- **Input**
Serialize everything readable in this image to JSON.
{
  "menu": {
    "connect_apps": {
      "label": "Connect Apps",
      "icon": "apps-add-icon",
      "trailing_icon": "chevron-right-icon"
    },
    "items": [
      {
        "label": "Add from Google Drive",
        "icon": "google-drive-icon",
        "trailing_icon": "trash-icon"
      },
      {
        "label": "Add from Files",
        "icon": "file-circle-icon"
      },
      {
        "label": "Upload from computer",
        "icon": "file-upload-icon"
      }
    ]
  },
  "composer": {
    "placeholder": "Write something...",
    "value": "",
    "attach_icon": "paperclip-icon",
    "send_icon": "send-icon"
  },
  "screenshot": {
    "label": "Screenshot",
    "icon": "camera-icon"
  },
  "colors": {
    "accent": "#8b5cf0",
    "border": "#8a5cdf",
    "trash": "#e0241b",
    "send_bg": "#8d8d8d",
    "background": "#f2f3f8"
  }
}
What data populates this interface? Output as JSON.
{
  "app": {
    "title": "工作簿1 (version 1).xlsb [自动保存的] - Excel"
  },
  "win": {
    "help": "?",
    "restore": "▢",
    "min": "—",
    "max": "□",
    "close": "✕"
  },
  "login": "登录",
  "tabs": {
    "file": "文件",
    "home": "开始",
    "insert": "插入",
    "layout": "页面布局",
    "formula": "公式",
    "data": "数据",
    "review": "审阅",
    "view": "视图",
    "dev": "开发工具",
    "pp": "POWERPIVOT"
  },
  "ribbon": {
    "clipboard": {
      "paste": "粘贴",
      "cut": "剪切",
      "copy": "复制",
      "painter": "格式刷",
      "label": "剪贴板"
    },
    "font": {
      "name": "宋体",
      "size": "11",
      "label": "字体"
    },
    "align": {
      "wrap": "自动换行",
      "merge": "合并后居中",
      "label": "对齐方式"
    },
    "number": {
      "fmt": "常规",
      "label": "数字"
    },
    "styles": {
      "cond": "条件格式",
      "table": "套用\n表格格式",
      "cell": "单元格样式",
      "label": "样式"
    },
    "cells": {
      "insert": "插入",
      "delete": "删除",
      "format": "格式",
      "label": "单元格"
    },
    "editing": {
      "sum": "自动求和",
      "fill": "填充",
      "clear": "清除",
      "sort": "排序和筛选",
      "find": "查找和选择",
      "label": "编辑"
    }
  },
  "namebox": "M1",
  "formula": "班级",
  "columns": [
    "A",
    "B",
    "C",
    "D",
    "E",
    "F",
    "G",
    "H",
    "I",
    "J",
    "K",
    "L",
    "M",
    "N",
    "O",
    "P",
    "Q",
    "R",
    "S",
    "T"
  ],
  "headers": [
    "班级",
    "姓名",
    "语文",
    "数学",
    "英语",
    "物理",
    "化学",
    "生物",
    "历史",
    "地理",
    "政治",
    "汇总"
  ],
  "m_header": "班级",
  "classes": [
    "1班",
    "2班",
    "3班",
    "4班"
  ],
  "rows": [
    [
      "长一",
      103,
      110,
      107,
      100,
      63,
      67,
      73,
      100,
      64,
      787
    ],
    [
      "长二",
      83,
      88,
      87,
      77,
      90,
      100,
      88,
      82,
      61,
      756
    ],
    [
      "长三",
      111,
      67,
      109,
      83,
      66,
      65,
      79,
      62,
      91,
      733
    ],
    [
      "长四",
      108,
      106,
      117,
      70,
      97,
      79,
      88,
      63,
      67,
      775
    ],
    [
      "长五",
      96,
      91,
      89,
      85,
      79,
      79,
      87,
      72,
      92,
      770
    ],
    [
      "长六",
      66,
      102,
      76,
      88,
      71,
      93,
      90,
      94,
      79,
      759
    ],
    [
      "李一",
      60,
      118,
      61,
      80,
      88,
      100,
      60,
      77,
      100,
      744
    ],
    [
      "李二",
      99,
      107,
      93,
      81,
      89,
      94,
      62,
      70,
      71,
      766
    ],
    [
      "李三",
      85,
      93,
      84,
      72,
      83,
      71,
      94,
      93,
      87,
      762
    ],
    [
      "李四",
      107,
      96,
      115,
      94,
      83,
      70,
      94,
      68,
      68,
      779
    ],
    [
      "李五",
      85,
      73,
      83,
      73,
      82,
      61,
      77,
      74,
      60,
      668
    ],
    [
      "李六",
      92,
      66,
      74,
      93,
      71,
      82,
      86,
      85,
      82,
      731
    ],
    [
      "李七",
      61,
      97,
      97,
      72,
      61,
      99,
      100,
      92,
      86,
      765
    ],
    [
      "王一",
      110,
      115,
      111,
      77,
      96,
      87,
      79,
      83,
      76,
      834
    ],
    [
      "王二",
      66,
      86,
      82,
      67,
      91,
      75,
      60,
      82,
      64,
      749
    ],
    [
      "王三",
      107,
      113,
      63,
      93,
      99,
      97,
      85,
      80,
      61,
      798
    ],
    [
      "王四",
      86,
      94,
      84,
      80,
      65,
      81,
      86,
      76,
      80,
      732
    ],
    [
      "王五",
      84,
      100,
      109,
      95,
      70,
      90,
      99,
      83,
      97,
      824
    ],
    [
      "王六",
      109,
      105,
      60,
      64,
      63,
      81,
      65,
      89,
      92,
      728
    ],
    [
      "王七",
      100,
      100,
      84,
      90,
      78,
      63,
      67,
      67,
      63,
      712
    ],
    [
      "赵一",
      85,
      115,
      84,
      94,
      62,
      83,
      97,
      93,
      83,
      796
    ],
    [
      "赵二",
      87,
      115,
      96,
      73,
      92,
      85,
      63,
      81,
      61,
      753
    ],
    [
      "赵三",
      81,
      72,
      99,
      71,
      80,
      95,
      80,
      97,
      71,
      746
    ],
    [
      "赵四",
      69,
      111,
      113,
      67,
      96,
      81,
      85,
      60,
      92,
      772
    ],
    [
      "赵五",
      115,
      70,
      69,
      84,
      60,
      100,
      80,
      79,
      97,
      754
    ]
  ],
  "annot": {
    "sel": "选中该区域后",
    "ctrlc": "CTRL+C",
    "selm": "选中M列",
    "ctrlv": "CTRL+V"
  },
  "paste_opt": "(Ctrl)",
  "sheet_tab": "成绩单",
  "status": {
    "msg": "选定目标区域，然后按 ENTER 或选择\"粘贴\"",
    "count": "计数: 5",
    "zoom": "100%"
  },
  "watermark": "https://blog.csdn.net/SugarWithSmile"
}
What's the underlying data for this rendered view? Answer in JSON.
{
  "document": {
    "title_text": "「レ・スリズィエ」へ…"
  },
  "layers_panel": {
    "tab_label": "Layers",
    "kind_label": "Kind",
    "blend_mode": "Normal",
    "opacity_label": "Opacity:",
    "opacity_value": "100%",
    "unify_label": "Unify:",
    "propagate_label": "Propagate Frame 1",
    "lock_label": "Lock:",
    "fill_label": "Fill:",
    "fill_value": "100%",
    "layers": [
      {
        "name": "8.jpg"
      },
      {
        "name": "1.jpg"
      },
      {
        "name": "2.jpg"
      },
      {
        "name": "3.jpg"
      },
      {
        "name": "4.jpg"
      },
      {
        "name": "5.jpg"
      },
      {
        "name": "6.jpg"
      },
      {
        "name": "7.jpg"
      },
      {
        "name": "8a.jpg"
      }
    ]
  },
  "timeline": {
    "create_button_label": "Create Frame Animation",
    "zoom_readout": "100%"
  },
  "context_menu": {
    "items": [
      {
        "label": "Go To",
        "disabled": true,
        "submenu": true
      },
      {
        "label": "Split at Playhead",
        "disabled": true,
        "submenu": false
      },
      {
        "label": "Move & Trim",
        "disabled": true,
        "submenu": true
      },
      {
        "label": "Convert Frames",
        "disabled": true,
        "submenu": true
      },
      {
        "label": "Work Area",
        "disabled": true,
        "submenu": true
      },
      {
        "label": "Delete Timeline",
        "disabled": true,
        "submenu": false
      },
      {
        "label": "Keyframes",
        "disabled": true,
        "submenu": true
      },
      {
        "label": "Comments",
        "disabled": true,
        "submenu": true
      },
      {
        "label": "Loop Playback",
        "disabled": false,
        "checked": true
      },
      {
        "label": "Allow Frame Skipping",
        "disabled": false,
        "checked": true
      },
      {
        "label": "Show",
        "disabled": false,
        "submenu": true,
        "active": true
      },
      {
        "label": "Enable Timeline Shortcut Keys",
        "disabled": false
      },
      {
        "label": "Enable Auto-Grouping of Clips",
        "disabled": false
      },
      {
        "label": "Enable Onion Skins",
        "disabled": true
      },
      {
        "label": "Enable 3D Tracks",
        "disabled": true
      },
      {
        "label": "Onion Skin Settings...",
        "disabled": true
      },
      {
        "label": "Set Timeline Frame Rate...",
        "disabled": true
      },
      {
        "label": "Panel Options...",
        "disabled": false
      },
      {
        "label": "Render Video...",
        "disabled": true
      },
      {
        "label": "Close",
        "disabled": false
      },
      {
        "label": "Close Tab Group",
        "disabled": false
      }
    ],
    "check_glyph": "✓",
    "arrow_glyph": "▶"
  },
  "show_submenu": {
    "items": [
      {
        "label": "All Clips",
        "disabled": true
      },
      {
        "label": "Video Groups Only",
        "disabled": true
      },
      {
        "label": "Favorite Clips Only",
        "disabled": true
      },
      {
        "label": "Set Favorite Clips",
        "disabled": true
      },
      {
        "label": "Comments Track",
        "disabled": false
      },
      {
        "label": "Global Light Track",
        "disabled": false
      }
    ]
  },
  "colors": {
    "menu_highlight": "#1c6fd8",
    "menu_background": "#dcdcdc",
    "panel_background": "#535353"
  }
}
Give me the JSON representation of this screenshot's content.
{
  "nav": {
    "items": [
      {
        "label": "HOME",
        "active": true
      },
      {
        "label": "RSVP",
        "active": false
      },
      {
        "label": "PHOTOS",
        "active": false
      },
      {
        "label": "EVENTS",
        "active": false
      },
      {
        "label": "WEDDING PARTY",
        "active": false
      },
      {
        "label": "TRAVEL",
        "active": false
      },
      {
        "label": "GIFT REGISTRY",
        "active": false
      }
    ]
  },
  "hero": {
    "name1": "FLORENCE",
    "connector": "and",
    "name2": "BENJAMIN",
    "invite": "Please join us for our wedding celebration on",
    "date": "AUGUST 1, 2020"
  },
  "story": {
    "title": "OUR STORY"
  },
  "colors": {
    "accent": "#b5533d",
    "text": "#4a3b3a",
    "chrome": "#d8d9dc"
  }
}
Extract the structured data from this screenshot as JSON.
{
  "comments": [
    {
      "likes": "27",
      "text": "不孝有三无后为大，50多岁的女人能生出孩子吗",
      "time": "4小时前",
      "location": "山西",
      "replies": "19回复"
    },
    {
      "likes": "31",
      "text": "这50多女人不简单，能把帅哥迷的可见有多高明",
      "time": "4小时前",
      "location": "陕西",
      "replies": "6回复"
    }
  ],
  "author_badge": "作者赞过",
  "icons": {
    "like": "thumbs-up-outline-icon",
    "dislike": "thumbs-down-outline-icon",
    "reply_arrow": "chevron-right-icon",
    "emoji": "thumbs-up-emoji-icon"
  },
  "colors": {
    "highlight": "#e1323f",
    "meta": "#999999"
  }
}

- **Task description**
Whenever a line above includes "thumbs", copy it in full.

- **Answer space**
    "like": "thumbs-up-outline-icon",
    "dislike": "thumbs-down-outline-icon",
    "emoji": "thumbs-up-emoji-icon"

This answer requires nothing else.